If a line in the entries contains the string "values", include that line in your answer.
----- Source data
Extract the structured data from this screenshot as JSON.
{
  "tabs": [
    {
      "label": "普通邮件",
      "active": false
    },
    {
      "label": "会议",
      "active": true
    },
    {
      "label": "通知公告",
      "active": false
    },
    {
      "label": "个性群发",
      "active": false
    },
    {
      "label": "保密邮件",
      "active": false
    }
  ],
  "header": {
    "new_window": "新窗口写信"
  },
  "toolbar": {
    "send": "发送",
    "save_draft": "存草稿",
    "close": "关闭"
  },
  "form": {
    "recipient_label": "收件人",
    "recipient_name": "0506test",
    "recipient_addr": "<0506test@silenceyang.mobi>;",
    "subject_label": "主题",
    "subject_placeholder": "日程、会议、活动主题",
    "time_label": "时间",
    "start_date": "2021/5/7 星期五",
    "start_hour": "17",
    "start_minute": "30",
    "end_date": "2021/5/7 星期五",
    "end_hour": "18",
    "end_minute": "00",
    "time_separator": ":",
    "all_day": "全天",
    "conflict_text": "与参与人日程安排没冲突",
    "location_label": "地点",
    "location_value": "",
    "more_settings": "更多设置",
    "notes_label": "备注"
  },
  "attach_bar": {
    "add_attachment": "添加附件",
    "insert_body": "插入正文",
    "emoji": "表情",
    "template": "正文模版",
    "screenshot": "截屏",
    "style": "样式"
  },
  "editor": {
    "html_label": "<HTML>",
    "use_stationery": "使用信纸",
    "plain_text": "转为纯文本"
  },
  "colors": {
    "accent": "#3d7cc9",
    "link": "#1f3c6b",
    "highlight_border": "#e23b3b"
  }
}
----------
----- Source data
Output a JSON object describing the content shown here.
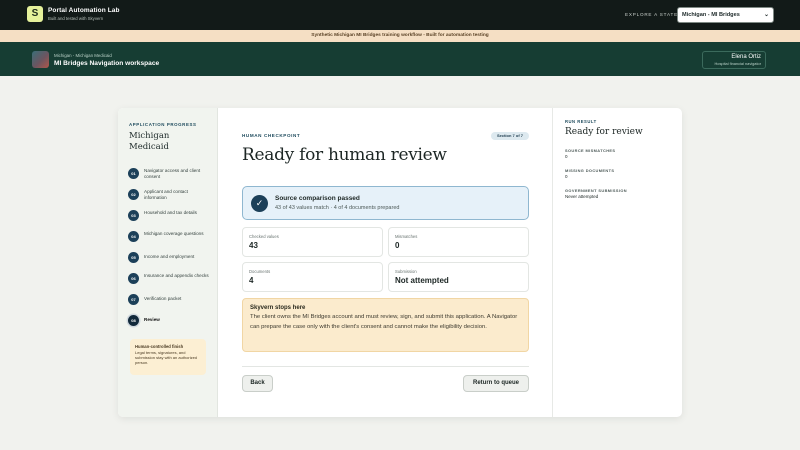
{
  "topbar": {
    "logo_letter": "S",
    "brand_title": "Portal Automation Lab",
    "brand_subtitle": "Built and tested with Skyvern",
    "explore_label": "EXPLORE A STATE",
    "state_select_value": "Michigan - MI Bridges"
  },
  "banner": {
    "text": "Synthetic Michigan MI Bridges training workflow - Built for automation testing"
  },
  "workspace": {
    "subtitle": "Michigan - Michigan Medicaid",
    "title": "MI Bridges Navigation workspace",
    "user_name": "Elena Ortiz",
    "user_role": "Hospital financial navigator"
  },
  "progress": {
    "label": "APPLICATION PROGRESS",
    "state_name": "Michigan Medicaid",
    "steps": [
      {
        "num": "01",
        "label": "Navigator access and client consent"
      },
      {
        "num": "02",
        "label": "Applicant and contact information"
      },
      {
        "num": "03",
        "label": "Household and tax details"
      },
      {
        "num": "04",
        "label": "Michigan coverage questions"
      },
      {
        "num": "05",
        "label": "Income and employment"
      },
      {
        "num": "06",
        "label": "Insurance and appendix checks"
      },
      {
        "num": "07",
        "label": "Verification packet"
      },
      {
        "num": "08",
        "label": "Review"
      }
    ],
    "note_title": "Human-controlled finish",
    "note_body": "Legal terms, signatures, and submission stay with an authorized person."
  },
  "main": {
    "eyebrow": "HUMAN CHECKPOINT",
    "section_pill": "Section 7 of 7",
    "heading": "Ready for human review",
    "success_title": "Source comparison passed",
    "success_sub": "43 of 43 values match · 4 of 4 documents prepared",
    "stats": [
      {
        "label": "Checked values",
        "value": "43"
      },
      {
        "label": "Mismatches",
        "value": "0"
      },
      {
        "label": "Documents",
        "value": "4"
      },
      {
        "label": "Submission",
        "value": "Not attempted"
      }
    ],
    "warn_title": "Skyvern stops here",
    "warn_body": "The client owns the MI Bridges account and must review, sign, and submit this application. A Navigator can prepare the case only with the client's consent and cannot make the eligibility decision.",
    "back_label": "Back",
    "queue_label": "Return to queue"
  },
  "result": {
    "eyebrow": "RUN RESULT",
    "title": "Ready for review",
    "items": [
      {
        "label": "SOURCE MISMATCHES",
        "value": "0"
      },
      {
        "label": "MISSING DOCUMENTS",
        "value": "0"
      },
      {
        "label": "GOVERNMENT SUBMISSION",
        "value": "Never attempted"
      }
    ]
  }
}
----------
Output of the task —
    "success_sub": "43 of 43 values match · 4 of 4 documents prepared",
        "label": "Checked values",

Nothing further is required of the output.